Let us remember that Marxism has to do with the unequal division of wealth and power in society, and looks at the mechanics of the system where the working class or the subordinates of society are kept powerless and dependent upon the higher classes. An appropriate way to begin to answer this question is to think about the character of Krogstad, who is employed in Torvald's bank. When he comes to speak to Nora in Act I, he talks about the desperate situation that faces him and how he has rejected his illicit past activities for responsibility and a sure job:
But now I want to drop all that. My boys are growing up. For their sakes, I'll have to win back as much respect as possible here in town. That job in the bank was like the first rung in my ladder. And now your husband wants to kick me right back down in the mud again.

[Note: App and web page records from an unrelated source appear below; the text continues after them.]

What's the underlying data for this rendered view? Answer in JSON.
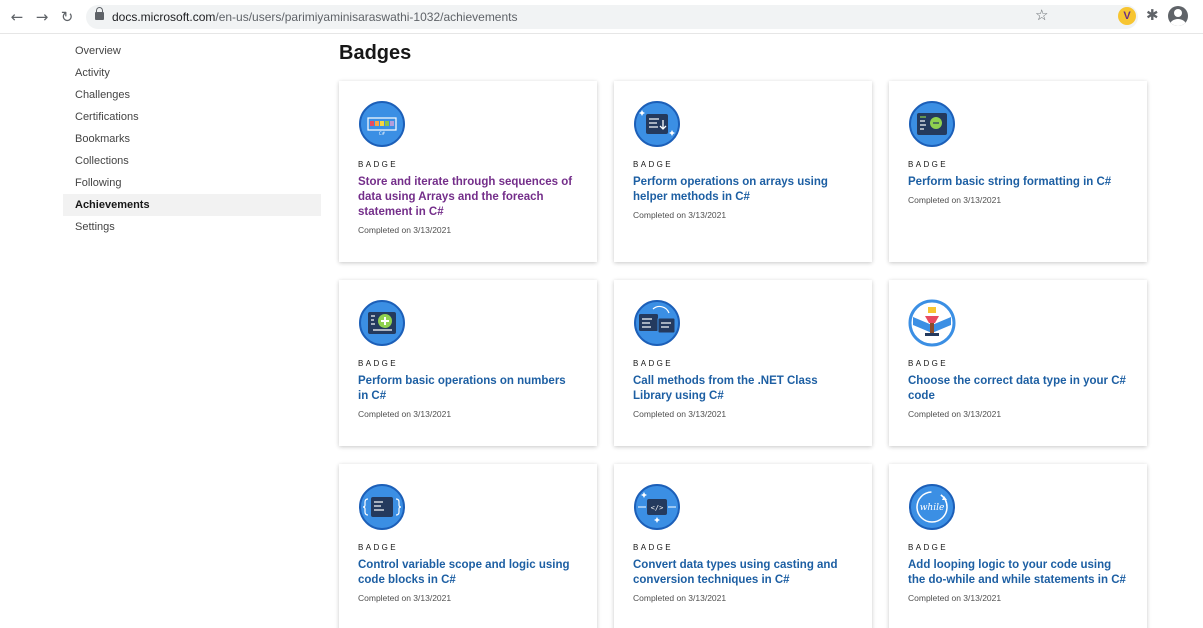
{
  "browser": {
    "url_host": "docs.microsoft.com",
    "url_path": "/en-us/users/parimiyaminisaraswathi-1032/achievements",
    "extension_letter": "V"
  },
  "sidebar": {
    "items": [
      {
        "label": "Overview"
      },
      {
        "label": "Activity"
      },
      {
        "label": "Challenges"
      },
      {
        "label": "Certifications"
      },
      {
        "label": "Bookmarks"
      },
      {
        "label": "Collections"
      },
      {
        "label": "Following"
      },
      {
        "label": "Achievements",
        "active": true
      },
      {
        "label": "Settings"
      }
    ]
  },
  "main": {
    "title": "Badges",
    "cards": [
      {
        "label": "BADGE",
        "title": "Store and iterate through sequences of data using Arrays and the foreach statement in C#",
        "date": "Completed on 3/13/2021",
        "icon": "arrays-badge-icon"
      },
      {
        "label": "BADGE",
        "title": "Perform operations on arrays using helper methods in C#",
        "date": "Completed on 3/13/2021",
        "icon": "array-helpers-badge-icon"
      },
      {
        "label": "BADGE",
        "title": "Perform basic string formatting in C#",
        "date": "Completed on 3/13/2021",
        "icon": "string-format-badge-icon"
      },
      {
        "label": "BADGE",
        "title": "Perform basic operations on numbers in C#",
        "date": "Completed on 3/13/2021",
        "icon": "numbers-badge-icon"
      },
      {
        "label": "BADGE",
        "title": "Call methods from the .NET Class Library using C#",
        "date": "Completed on 3/13/2021",
        "icon": "class-library-badge-icon"
      },
      {
        "label": "BADGE",
        "title": "Choose the correct data type in your C# code",
        "date": "Completed on 3/13/2021",
        "icon": "data-type-badge-icon"
      },
      {
        "label": "BADGE",
        "title": "Control variable scope and logic using code blocks in C#",
        "date": "Completed on 3/13/2021",
        "icon": "code-blocks-badge-icon"
      },
      {
        "label": "BADGE",
        "title": "Convert data types using casting and conversion techniques in C#",
        "date": "Completed on 3/13/2021",
        "icon": "casting-badge-icon",
        "icon_text": "</>"
      },
      {
        "label": "BADGE",
        "title": "Add looping logic to your code using the do-while and while statements in C#",
        "date": "Completed on 3/13/2021",
        "icon": "while-loop-badge-icon",
        "icon_text": "while"
      }
    ]
  },
  "colors": {
    "link": "#1d5fa3",
    "visited_link": "#742e8a",
    "badge_blue": "#3b8fe4",
    "badge_dark": "#243a5e"
  }
}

Krogstad is therefore depicted in the play as a worker suffering unfairly because of the power of his line manager. He has dependents in the form of his "boys," and a real desire to reform his character and do well in the world. The way that he is given no power in this world and society and all the power is concentrated in Torvald would be something that Marxists would analyse greatly.